From there we will continue to add additional services and additional applications that add value, but that leverage the same storage infrastructure, the same back-end system, and that's particularly different from even companies like Google, where we are really trying to bring the user's data into one place, provide value, for many different aspects of which back up is just one, and then allow them to do lots of things with their data once it's there.
And thinking about Google, the user is really not in control of their data, their data is owned by Google. Google has the opportunity to market to you, and to advertise to you. We plan to deliver this [service] in a way that's going to change the economics a little bit, and allow the user to have more control and more ownership of their data and be able to make decisions on who gets access to that. There's going to be interesting, but subtle things, that will change the dynamic of this emerging market that is cloud computing. Q. Do you have a definite strategy for the Middle East at present?
I already mentioned partners - that is going to be key to us to make sure we have some strong partners for reselling. We are still building our partner network in the Middle East - consider this an open call for partners - of two classes, the smaller IT firms that have a good relationship with customers, that we can work with, or the big telecommunications or other technology companies that could co-market or co-brand the Mozy solution for the customer. That is probably the first and most important part of our strategy.
Q. When do you plan to have localized websites and services?
The service is already available in English and US dollars, but we will have the localizations for our first set of international languages, done by the end of this year. That doesn't necessarily include Middle East languages or currencies, but that is part of what we are aiming for right now.
Q. Do you plan on building a data centre in the Middle East?
Maybe, maybe not. We don't feel that we have to have a data centre in a geography to be able to serve it, today all of our customers outside of the US use the data centre in the US. We hope that the data centre in Dublin will be very helpful for a lot of the customers in the Middle East.
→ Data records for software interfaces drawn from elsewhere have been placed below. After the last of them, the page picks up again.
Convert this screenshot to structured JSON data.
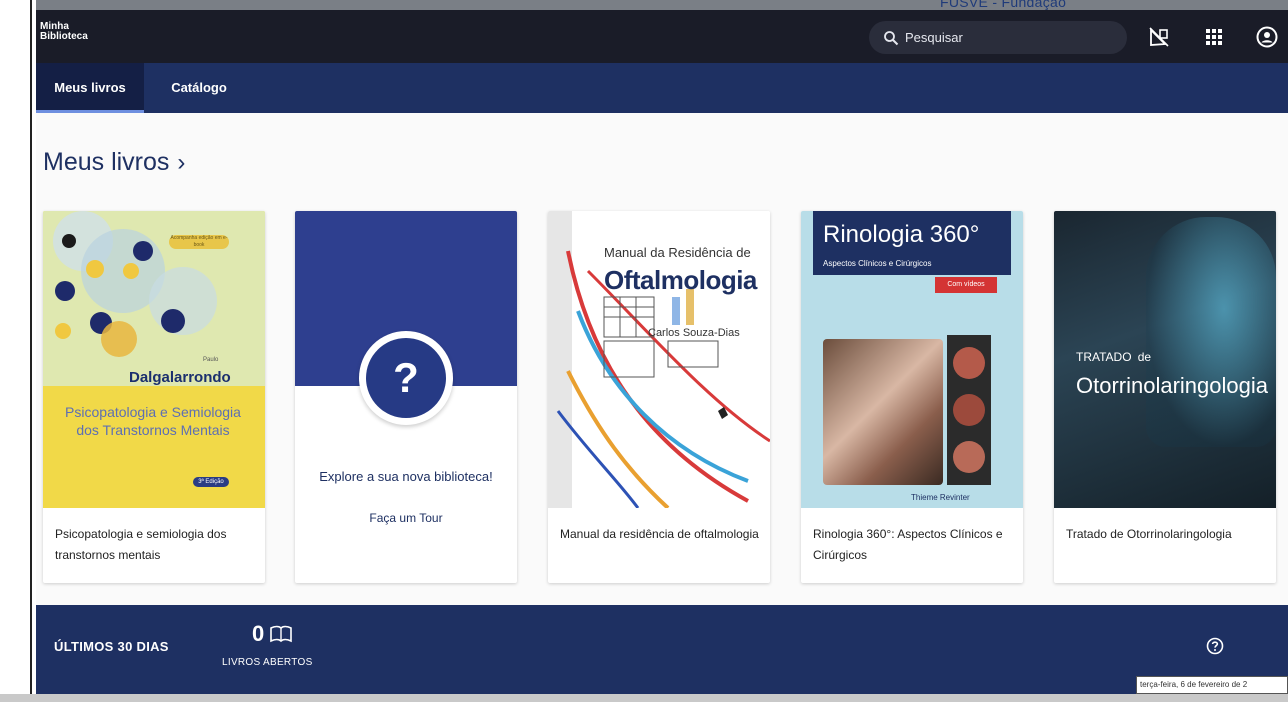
{
  "background": {
    "partial_text": "FUSVE - Fundação"
  },
  "header": {
    "logo_line1": "Minha",
    "logo_line2": "Biblioteca",
    "search_placeholder": "Pesquisar",
    "icons": [
      "search-icon",
      "no-signal-icon",
      "apps-grid-icon",
      "account-icon"
    ]
  },
  "nav": {
    "tabs": [
      {
        "label": "Meus livros",
        "active": true
      },
      {
        "label": "Catálogo",
        "active": false
      }
    ]
  },
  "section": {
    "title": "Meus livros",
    "chevron": "›"
  },
  "books": [
    {
      "title": "Psicopatologia e semiologia dos transtornos mentais",
      "cover_author_prefix": "Paulo",
      "cover_author": "Dalgalarrondo",
      "cover_title": "Psicopatologia e Semiologia dos Transtornos Mentais",
      "cover_badge": "3ª Edição"
    },
    {
      "title": "",
      "tour_heading": "Explore a sua nova biblioteca!",
      "tour_link": "Faça um Tour",
      "icon": "question-icon"
    },
    {
      "title": "Manual da residência de oftalmologia",
      "cover_line1": "Manual da Residência de",
      "cover_line2": "Oftalmologia",
      "cover_author": "Carlos Souza-Dias"
    },
    {
      "title": "Rinologia 360°: Aspectos Clínicos e Cirúrgicos",
      "cover_title": "Rinologia 360°",
      "cover_subtitle": "Aspectos Clínicos e Cirúrgicos",
      "cover_tag": "Com vídeos",
      "cover_publisher": "Thieme Revinter"
    },
    {
      "title": "Tratado de Otorrinolaringologia",
      "cover_line1": "TRATADO",
      "cover_line1_small": "de",
      "cover_line2": "Otorrinolaringologia"
    }
  ],
  "footer": {
    "period_label": "ÚLTIMOS 30 DIAS",
    "count": "0",
    "count_label": "LIVROS ABERTOS",
    "help_icon": "help-circle-icon"
  },
  "tooltip": "terça-feira, 6 de fevereiro de 2"
}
The way in which Mozy works means the only reason you really have to have the data centre [in country] is if there's legal reasons to have it there. For the technology stand point, it really doesn't matter, in fact further away is probably better.